Install battery leads in protoboard

Install the battery box’s red wire on the protoboard immediately to the right of the LED, and the black wire immediately to its left.Sean Michael Ragan
Solder battery leads

Solder battery leads

Bend and solder the battery box's black lead underneath the protoboard to connect with the LED’s short lead.Sean Michael Ragan
Insert wires

Insert wires

Cut two 20-inch lengths of wire, and strip and tin one end of each. Connect them to the protoboard: one to the red battery lead (the hole immediately below) and the other to the transistor collector (the hole immediately to the right).Sean Michael Ragan
Solder toroid wires

Solder toroid wires
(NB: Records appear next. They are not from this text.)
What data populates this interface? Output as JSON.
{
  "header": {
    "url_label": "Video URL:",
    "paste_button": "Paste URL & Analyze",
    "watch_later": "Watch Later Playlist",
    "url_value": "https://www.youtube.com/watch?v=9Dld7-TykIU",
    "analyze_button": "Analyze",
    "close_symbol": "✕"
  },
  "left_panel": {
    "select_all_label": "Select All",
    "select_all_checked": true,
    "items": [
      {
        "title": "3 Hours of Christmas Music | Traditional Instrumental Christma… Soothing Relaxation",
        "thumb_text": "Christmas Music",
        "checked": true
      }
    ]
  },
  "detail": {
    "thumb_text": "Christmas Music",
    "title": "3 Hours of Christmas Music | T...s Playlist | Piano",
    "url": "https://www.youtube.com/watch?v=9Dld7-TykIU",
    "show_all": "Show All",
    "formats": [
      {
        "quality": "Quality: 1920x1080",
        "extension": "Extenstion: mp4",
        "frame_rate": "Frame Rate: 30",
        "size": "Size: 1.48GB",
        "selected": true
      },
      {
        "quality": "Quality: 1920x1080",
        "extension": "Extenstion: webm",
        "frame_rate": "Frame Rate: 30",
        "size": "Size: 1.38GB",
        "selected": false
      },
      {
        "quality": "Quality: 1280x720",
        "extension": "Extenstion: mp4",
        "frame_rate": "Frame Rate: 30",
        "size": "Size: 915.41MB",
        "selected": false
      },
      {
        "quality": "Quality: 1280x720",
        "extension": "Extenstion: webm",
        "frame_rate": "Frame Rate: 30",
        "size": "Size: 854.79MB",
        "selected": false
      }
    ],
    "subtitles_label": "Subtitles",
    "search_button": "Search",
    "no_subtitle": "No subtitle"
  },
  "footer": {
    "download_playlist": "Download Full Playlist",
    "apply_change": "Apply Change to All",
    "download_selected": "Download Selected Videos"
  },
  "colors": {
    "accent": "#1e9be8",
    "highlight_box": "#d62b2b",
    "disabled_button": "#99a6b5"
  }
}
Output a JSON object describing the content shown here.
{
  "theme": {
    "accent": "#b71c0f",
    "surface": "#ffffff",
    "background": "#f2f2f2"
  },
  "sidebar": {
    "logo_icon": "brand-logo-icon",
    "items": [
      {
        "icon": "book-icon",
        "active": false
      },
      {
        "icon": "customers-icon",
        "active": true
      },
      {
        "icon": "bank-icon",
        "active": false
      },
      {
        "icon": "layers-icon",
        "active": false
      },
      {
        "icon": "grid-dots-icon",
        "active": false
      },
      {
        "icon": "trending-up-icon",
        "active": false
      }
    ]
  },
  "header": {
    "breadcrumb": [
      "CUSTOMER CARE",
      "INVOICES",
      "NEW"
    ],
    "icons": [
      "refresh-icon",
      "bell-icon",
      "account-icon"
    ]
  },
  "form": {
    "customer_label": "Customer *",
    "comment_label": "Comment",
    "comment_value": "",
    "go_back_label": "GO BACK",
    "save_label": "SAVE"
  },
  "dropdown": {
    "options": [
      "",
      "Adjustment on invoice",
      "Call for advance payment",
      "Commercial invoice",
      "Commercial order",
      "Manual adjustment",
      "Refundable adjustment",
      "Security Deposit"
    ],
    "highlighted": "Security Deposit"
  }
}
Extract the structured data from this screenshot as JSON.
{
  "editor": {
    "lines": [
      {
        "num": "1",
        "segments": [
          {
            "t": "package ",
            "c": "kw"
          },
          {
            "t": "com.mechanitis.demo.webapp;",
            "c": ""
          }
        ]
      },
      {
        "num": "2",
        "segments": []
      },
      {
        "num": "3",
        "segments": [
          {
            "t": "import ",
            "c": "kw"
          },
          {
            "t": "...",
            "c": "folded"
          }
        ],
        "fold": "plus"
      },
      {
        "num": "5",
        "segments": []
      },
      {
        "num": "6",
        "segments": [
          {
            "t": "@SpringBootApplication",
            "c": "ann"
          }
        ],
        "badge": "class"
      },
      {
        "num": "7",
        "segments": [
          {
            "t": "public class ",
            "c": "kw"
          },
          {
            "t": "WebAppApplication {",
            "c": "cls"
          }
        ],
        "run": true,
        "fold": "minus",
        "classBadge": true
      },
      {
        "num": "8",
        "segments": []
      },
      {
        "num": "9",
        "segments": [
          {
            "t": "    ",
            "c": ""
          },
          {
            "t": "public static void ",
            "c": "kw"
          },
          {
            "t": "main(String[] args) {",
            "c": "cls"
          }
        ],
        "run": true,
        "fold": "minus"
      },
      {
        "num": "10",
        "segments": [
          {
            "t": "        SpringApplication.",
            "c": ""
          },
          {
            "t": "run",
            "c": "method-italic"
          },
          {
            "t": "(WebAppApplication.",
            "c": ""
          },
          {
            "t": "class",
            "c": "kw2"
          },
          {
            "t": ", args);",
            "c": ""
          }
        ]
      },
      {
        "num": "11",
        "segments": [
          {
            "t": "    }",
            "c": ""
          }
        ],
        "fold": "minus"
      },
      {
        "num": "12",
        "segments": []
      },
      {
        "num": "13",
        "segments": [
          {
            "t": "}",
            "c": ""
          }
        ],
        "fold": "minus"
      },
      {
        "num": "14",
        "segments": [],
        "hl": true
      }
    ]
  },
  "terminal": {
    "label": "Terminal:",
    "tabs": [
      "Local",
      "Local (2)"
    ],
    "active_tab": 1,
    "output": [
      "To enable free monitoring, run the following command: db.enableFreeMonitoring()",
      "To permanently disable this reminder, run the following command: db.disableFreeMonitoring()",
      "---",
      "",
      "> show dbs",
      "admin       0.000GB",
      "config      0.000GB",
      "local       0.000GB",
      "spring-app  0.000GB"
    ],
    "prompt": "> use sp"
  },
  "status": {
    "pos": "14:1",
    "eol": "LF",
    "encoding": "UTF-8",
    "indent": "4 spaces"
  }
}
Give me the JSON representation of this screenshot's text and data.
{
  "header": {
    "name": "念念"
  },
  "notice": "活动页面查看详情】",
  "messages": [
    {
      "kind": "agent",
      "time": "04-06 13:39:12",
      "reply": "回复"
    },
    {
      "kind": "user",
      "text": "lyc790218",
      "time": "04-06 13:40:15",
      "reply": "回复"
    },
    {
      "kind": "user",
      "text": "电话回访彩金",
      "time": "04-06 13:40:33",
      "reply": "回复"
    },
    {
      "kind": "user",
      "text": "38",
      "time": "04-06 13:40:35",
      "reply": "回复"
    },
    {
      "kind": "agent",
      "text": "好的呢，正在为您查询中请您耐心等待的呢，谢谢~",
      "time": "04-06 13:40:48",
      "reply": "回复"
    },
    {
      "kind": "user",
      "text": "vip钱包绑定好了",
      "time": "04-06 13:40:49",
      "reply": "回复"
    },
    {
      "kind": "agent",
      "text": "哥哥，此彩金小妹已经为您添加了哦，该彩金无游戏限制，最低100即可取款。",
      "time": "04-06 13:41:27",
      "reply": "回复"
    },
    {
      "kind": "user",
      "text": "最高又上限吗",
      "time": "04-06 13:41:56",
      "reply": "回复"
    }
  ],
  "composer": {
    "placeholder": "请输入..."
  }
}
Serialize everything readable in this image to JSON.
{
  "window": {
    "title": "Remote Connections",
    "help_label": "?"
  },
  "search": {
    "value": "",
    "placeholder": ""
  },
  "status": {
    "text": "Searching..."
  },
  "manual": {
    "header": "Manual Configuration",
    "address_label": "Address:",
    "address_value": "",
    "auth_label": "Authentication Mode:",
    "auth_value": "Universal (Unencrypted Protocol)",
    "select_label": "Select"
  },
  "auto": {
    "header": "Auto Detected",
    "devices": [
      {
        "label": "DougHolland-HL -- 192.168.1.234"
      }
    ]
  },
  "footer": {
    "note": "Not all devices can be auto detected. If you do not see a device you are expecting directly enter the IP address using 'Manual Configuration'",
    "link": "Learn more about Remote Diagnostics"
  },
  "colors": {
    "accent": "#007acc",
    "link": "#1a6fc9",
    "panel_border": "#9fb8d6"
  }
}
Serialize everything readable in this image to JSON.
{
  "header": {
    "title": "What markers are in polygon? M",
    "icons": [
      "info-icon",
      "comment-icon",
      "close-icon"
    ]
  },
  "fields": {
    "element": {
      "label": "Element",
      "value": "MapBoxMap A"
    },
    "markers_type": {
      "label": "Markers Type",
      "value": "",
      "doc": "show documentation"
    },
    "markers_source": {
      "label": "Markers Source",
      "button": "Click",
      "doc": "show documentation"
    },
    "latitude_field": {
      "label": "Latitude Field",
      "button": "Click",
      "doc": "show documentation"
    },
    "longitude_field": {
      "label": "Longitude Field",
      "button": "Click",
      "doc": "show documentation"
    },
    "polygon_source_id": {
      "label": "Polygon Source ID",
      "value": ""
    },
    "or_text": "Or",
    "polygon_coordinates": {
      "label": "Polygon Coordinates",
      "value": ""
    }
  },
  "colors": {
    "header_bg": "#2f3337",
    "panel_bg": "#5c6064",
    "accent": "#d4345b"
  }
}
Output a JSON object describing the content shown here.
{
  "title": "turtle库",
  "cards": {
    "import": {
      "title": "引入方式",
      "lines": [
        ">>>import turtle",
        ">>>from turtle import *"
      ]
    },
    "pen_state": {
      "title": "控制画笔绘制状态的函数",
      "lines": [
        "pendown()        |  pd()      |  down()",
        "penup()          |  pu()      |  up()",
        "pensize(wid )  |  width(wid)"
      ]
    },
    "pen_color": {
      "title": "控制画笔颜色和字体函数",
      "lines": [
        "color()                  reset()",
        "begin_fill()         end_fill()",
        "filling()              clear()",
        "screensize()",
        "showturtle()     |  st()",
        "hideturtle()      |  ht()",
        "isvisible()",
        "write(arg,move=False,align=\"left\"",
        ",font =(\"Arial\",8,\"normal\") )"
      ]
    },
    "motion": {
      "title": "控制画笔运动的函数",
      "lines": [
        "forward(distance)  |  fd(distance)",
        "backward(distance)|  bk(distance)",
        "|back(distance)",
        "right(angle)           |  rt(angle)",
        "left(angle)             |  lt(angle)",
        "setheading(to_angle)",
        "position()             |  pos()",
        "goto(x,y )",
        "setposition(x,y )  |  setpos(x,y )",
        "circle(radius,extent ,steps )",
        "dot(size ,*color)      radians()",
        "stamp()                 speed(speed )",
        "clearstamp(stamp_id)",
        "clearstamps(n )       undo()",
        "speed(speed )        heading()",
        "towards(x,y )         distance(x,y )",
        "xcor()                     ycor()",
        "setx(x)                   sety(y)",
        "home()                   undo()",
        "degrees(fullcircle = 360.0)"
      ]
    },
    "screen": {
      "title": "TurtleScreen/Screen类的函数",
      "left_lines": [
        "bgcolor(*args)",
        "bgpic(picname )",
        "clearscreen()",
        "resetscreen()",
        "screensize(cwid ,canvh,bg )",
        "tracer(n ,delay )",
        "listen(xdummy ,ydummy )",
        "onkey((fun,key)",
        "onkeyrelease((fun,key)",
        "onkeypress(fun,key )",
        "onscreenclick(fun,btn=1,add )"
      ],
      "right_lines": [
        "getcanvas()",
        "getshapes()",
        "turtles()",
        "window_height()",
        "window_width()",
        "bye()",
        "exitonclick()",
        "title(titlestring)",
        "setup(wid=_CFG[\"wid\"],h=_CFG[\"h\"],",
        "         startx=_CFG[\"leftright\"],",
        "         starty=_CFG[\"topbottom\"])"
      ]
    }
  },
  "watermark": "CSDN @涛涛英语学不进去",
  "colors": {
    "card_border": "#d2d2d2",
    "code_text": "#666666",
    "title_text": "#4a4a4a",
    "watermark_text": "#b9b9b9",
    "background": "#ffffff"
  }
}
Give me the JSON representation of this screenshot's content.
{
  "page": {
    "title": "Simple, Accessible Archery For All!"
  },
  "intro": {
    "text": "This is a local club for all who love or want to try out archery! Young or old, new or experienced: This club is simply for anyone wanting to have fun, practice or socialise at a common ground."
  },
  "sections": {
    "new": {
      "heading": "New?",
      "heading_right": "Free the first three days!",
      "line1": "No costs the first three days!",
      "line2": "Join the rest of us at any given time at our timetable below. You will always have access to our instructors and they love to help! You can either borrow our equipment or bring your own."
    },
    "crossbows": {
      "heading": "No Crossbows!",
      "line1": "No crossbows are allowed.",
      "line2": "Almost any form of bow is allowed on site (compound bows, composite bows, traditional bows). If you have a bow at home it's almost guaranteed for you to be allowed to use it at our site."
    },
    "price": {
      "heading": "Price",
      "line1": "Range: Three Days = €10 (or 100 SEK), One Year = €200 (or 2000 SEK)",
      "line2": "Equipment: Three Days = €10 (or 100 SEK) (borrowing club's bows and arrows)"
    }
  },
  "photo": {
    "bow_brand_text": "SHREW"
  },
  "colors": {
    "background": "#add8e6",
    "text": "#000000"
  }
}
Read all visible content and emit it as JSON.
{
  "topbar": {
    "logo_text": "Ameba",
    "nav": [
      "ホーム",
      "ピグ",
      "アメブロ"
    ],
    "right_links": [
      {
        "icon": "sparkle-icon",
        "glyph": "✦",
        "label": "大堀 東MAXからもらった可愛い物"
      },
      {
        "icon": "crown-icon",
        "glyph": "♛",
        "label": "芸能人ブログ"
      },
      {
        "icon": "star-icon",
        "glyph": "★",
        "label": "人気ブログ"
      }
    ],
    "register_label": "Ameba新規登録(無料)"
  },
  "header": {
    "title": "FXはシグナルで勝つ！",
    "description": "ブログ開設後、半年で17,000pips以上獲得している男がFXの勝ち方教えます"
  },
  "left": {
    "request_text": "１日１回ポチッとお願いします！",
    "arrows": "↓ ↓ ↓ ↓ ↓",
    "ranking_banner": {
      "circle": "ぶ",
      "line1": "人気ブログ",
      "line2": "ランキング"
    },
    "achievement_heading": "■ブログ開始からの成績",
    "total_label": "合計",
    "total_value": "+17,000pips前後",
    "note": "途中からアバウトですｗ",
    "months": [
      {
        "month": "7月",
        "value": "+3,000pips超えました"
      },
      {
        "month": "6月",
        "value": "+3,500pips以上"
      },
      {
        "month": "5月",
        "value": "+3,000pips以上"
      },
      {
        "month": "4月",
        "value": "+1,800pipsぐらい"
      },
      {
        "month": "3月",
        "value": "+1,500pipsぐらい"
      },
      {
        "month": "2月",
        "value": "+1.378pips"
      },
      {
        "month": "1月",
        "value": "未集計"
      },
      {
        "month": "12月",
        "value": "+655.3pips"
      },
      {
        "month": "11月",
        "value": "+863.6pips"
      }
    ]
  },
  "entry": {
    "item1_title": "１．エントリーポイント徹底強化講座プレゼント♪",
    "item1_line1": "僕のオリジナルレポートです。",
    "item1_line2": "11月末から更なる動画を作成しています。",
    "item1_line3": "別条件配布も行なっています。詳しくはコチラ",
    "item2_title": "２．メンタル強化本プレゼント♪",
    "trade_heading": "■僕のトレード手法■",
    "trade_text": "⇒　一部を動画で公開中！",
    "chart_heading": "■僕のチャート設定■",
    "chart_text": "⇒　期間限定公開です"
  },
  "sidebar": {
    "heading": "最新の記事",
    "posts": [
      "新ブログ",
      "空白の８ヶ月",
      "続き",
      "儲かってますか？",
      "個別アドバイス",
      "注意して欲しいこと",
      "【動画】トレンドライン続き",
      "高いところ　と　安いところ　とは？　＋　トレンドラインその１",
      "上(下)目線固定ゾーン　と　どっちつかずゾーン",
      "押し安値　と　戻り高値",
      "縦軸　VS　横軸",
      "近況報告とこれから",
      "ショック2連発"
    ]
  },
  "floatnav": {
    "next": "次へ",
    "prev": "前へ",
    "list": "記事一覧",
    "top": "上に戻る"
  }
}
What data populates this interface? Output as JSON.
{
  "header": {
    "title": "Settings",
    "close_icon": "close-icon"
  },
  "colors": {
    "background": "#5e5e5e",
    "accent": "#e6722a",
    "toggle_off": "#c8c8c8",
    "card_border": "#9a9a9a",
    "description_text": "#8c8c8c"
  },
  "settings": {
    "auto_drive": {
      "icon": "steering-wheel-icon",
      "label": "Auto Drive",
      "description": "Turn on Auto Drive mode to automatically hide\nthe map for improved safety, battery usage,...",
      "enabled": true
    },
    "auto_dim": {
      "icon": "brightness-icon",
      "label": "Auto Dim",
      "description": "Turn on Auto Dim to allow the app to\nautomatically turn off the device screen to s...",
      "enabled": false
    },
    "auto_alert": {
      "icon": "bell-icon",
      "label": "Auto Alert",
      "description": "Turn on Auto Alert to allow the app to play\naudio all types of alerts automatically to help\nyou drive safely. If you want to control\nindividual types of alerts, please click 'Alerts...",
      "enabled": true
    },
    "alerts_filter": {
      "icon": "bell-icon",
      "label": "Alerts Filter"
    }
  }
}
Solder the wires in place. These wires will hold the toroid transformer core to the protoboard. From this point on, they will be "toroid wires."Sean Michael Ragan
Thread wires through toroid

Thread wires through toroid

Pass the free ends of the wires through the hole in the toroid. Center the toroid over the protoboard, flush against the top, with the LED and other components inside.Sean Michael Ragan
Sew the first toroid wire

Sew the first toroid wire

Use the toroid wire attached to the transistor collector to “sew” the toroid to the protoboard: Thread the wire through every other hole around the board’s edge until you’ve made a full circle.Sean Michael Ragan
Sew the second toroid wire

Sew the second toroid wire

Repeat with the remaining toroid wire, the one attached to the red battery lead: Sew through the holes you skipped in Step 14. Do not cross the wires.Sean Michael Ragan
Thread the toroid wires through the board

Thread the toroid wires through the board

Thread the ends of both toroid wires through the protoboard. The first toroid wire (the one already attached to the transistor collector) should come through next to the red battery lead, and the second (the one already attached to the red battery lead) should be next to the free end of the resistor. Note their positions as shown in the photo.Sean Michael Ragan
Solder toroid wires to board

Solder toroid wires to board

Solder the first toroid wire to the red battery lead, and the second to the resistor.Sean Michael Ragan
Test the circuit

Test the circuit

Test the circuit by installing a battery in the holder and pushing the button.Sean Michael Ragan
Attach foam tape

Attach foam tape

Once you’re sure it works, snip off any excess leads, cover the board bottom with foam tape, and stick it to the positive end of the battery box.Sean Michael Ragan
Complete

Complete

The joule thief flashlight is now ready to use!Sean Michael Ragan